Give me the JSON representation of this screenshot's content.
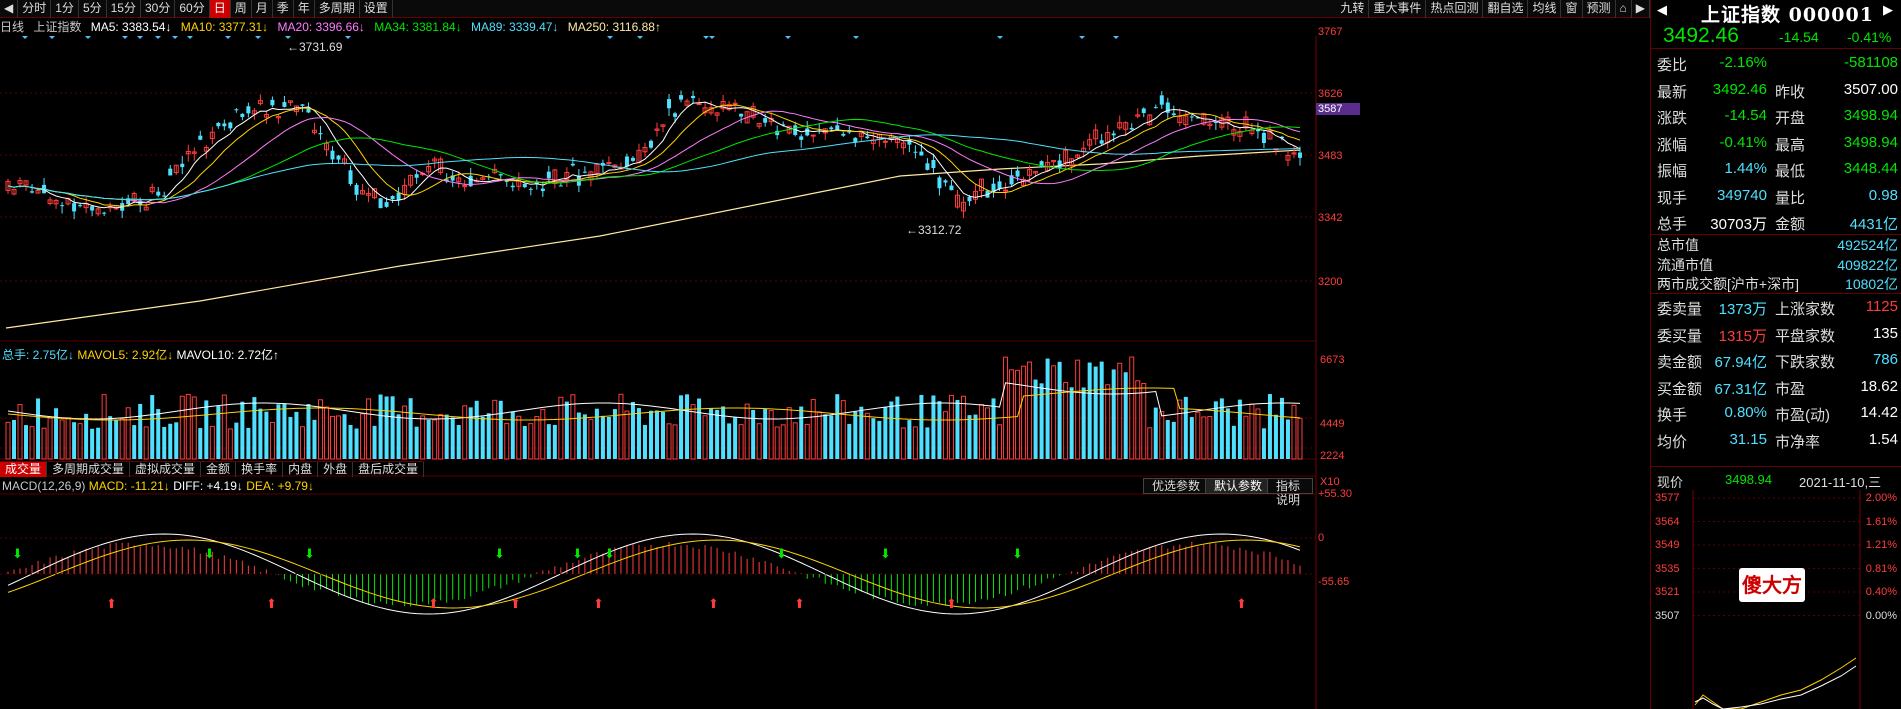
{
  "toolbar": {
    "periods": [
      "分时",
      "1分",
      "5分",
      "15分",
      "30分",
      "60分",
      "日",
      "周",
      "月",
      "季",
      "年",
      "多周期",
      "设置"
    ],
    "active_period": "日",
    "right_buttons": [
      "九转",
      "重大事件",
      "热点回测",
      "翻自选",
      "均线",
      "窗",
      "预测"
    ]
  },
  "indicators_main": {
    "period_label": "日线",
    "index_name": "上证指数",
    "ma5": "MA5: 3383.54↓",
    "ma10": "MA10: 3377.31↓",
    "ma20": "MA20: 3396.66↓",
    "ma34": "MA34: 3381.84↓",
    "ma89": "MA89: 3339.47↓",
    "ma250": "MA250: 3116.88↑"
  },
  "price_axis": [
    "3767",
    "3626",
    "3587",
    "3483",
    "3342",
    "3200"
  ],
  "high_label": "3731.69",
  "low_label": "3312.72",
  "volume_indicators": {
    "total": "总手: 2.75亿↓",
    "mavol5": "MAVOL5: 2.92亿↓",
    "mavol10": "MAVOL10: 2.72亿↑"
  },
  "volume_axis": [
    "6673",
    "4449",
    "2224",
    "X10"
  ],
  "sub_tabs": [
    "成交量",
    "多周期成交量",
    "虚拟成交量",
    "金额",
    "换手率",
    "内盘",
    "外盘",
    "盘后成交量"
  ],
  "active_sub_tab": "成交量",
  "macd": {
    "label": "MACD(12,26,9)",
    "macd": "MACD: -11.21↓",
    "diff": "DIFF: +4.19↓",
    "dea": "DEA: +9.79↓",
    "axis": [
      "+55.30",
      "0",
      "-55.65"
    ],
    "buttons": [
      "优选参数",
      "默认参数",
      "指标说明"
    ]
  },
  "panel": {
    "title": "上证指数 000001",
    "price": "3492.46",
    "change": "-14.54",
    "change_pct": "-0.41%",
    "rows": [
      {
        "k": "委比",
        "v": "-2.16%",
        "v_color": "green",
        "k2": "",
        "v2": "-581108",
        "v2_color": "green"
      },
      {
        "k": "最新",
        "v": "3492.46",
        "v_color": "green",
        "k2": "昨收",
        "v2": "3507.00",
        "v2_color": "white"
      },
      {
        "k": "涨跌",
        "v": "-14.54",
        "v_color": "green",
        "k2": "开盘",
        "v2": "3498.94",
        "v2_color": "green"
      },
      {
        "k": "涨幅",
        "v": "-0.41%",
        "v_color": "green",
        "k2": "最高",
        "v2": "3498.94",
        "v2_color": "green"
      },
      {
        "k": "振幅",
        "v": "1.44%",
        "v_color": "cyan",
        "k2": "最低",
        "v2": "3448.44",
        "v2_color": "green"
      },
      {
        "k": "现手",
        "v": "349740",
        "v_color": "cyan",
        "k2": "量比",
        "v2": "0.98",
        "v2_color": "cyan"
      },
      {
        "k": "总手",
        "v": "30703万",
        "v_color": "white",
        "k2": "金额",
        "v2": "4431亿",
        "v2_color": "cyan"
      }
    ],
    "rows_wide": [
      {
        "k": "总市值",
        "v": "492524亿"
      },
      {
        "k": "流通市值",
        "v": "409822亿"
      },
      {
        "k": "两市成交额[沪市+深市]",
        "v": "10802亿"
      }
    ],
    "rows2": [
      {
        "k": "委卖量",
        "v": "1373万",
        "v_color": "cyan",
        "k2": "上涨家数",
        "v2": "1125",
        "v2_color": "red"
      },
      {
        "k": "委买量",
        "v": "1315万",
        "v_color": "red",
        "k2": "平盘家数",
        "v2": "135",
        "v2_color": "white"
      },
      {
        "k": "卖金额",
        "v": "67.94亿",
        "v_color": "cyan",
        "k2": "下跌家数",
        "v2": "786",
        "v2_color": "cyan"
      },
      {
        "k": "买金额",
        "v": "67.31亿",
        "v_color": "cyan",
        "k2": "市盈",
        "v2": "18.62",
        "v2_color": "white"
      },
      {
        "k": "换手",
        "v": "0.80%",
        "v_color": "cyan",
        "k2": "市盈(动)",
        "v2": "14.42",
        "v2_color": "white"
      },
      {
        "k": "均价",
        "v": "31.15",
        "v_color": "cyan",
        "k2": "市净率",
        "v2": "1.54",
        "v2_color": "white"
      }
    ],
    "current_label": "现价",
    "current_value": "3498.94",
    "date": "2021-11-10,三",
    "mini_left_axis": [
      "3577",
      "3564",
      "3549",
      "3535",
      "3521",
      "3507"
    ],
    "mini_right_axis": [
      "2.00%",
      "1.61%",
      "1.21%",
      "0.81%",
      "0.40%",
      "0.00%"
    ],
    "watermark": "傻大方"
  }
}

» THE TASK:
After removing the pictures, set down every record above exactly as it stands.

» TASK SOLUTION:
Give me the JSON representation of this screenshot's content.
{
  "toolbar": {
    "periods": [
      "分时",
      "1分",
      "5分",
      "15分",
      "30分",
      "60分",
      "日",
      "周",
      "月",
      "季",
      "年",
      "多周期",
      "设置"
    ],
    "active_period": "日",
    "right_buttons": [
      "九转",
      "重大事件",
      "热点回测",
      "翻自选",
      "均线",
      "窗",
      "预测"
    ]
  },
  "indicators_main": {
    "period_label": "日线",
    "index_name": "上证指数",
    "ma5": "MA5: 3383.54↓",
    "ma10": "MA10: 3377.31↓",
    "ma20": "MA20: 3396.66↓",
    "ma34": "MA34: 3381.84↓",
    "ma89": "MA89: 3339.47↓",
    "ma250": "MA250: 3116.88↑"
  },
  "price_axis": [
    "3767",
    "3626",
    "3587",
    "3483",
    "3342",
    "3200"
  ],
  "high_label": "3731.69",
  "low_label": "3312.72",
  "volume_indicators": {
    "total": "总手: 2.75亿↓",
    "mavol5": "MAVOL5: 2.92亿↓",
    "mavol10": "MAVOL10: 2.72亿↑"
  },
  "volume_axis": [
    "6673",
    "4449",
    "2224",
    "X10"
  ],
  "sub_tabs": [
    "成交量",
    "多周期成交量",
    "虚拟成交量",
    "金额",
    "换手率",
    "内盘",
    "外盘",
    "盘后成交量"
  ],
  "active_sub_tab": "成交量",
  "macd": {
    "label": "MACD(12,26,9)",
    "macd": "MACD: -11.21↓",
    "diff": "DIFF: +4.19↓",
    "dea": "DEA: +9.79↓",
    "axis": [
      "+55.30",
      "0",
      "-55.65"
    ],
    "buttons": [
      "优选参数",
      "默认参数",
      "指标说明"
    ]
  },
  "panel": {
    "title": "上证指数 000001",
    "price": "3492.46",
    "change": "-14.54",
    "change_pct": "-0.41%",
    "rows": [
      {
        "k": "委比",
        "v": "-2.16%",
        "v_color": "green",
        "k2": "",
        "v2": "-581108",
        "v2_color": "green"
      },
      {
        "k": "最新",
        "v": "3492.46",
        "v_color": "green",
        "k2": "昨收",
        "v2": "3507.00",
        "v2_color": "white"
      },
      {
        "k": "涨跌",
        "v": "-14.54",
        "v_color": "green",
        "k2": "开盘",
        "v2": "3498.94",
        "v2_color": "green"
      },
      {
        "k": "涨幅",
        "v": "-0.41%",
        "v_color": "green",
        "k2": "最高",
        "v2": "3498.94",
        "v2_color": "green"
      },
      {
        "k": "振幅",
        "v": "1.44%",
        "v_color": "cyan",
        "k2": "最低",
        "v2": "3448.44",
        "v2_color": "green"
      },
      {
        "k": "现手",
        "v": "349740",
        "v_color": "cyan",
        "k2": "量比",
        "v2": "0.98",
        "v2_color": "cyan"
      },
      {
        "k": "总手",
        "v": "30703万",
        "v_color": "white",
        "k2": "金额",
        "v2": "4431亿",
        "v2_color": "cyan"
      }
    ],
    "rows_wide": [
      {
        "k": "总市值",
        "v": "492524亿"
      },
      {
        "k": "流通市值",
        "v": "409822亿"
      },
      {
        "k": "两市成交额[沪市+深市]",
        "v": "10802亿"
      }
    ],
    "rows2": [
      {
        "k": "委卖量",
        "v": "1373万",
        "v_color": "cyan",
        "k2": "上涨家数",
        "v2": "1125",
        "v2_color": "red"
      },
      {
        "k": "委买量",
        "v": "1315万",
        "v_color": "red",
        "k2": "平盘家数",
        "v2": "135",
        "v2_color": "white"
      },
      {
        "k": "卖金额",
        "v": "67.94亿",
        "v_color": "cyan",
        "k2": "下跌家数",
        "v2": "786",
        "v2_color": "cyan"
      },
      {
        "k": "买金额",
        "v": "67.31亿",
        "v_color": "cyan",
        "k2": "市盈",
        "v2": "18.62",
        "v2_color": "white"
      },
      {
        "k": "换手",
        "v": "0.80%",
        "v_color": "cyan",
        "k2": "市盈(动)",
        "v2": "14.42",
        "v2_color": "white"
      },
      {
        "k": "均价",
        "v": "31.15",
        "v_color": "cyan",
        "k2": "市净率",
        "v2": "1.54",
        "v2_color": "white"
      }
    ],
    "current_label": "现价",
    "current_value": "3498.94",
    "date": "2021-11-10,三",
    "mini_left_axis": [
      "3577",
      "3564",
      "3549",
      "3535",
      "3521",
      "3507"
    ],
    "mini_right_axis": [
      "2.00%",
      "1.61%",
      "1.21%",
      "0.81%",
      "0.40%",
      "0.00%"
    ],
    "watermark": "傻大方"
  }
}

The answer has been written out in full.